## DIRECTIONS:
Print the data below again in full, exactly as it stands, with no images.

[Stored dataset items]
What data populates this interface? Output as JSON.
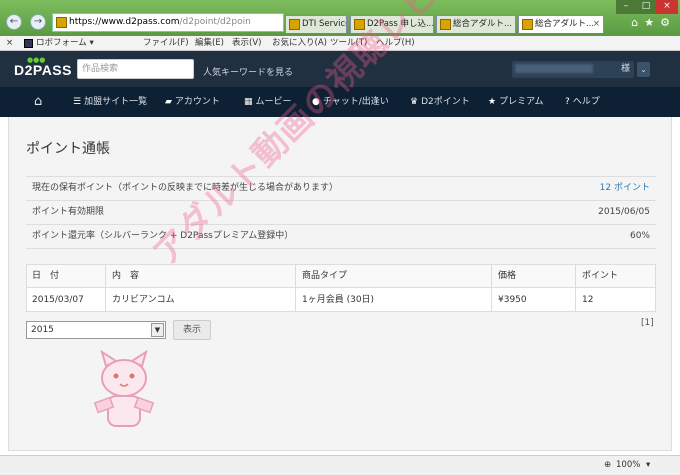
{
  "browser": {
    "url_host": "https://www.d2pass.com",
    "url_path": "/d2point/d2poin",
    "tabs": [
      {
        "label": "DTI Services, In..."
      },
      {
        "label": "D2Pass 申し込..."
      },
      {
        "label": "総合アダルト..."
      },
      {
        "label": "総合アダルト..."
      }
    ],
    "close_tab": "×"
  },
  "menubar": {
    "close": "×",
    "roboform": "ロボフォーム ▾",
    "items": [
      "ファイル(F)",
      "編集(E)",
      "表示(V)",
      "お気に入り(A)",
      "ツール(T)",
      "ヘルプ(H)"
    ]
  },
  "header": {
    "logo": "D2PASS",
    "search_placeholder": "作品検索",
    "keyword_link": "人気キーワードを見る",
    "user_suffix": "様",
    "dropdown": "⌄"
  },
  "nav": {
    "items": [
      {
        "label": ""
      },
      {
        "label": "加盟サイト一覧"
      },
      {
        "label": "アカウント"
      },
      {
        "label": "ムービー"
      },
      {
        "label": "チャット/出逢い"
      },
      {
        "label": "D2ポイント"
      },
      {
        "label": "プレミアム"
      },
      {
        "label": "ヘルプ"
      }
    ]
  },
  "page": {
    "title": "ポイント通帳",
    "info": [
      {
        "label": "現在の保有ポイント（ポイントの反映までに時差が生じる場合があります）",
        "value": "12 ポイント"
      },
      {
        "label": "ポイント有効期限",
        "value": "2015/06/05"
      },
      {
        "label": "ポイント還元率（シルバーランク + D2Passプレミアム登録中）",
        "value": "60%"
      }
    ],
    "table": {
      "headers": [
        "日　付",
        "内　容",
        "商品タイプ",
        "価格",
        "ポイント"
      ],
      "rows": [
        [
          "2015/03/07",
          "カリビアンコム",
          "1ヶ月会員 (30日)",
          "¥3950",
          "12"
        ]
      ]
    },
    "year_select": "2015",
    "show_button": "表示",
    "pager": "[1]"
  },
  "status": {
    "zoom": "100%"
  },
  "watermark": "アダルト動画の視聴レビュー"
}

## OUTPUT OF THE TASK:
What data populates this interface? Output as JSON.
{
  "browser": {
    "url_host": "https://www.d2pass.com",
    "url_path": "/d2point/d2poin",
    "tabs": [
      {
        "label": "DTI Services, In..."
      },
      {
        "label": "D2Pass 申し込..."
      },
      {
        "label": "総合アダルト..."
      },
      {
        "label": "総合アダルト..."
      }
    ],
    "close_tab": "×"
  },
  "menubar": {
    "close": "×",
    "roboform": "ロボフォーム ▾",
    "items": [
      "ファイル(F)",
      "編集(E)",
      "表示(V)",
      "お気に入り(A)",
      "ツール(T)",
      "ヘルプ(H)"
    ]
  },
  "header": {
    "logo": "D2PASS",
    "search_placeholder": "作品検索",
    "keyword_link": "人気キーワードを見る",
    "user_suffix": "様",
    "dropdown": "⌄"
  },
  "nav": {
    "items": [
      {
        "label": ""
      },
      {
        "label": "加盟サイト一覧"
      },
      {
        "label": "アカウント"
      },
      {
        "label": "ムービー"
      },
      {
        "label": "チャット/出逢い"
      },
      {
        "label": "D2ポイント"
      },
      {
        "label": "プレミアム"
      },
      {
        "label": "ヘルプ"
      }
    ]
  },
  "page": {
    "title": "ポイント通帳",
    "info": [
      {
        "label": "現在の保有ポイント（ポイントの反映までに時差が生じる場合があります）",
        "value": "12 ポイント"
      },
      {
        "label": "ポイント有効期限",
        "value": "2015/06/05"
      },
      {
        "label": "ポイント還元率（シルバーランク + D2Passプレミアム登録中）",
        "value": "60%"
      }
    ],
    "table": {
      "headers": [
        "日　付",
        "内　容",
        "商品タイプ",
        "価格",
        "ポイント"
      ],
      "rows": [
        [
          "2015/03/07",
          "カリビアンコム",
          "1ヶ月会員 (30日)",
          "¥3950",
          "12"
        ]
      ]
    },
    "year_select": "2015",
    "show_button": "表示",
    "pager": "[1]"
  },
  "status": {
    "zoom": "100%"
  },
  "watermark": "アダルト動画の視聴レビュー"
}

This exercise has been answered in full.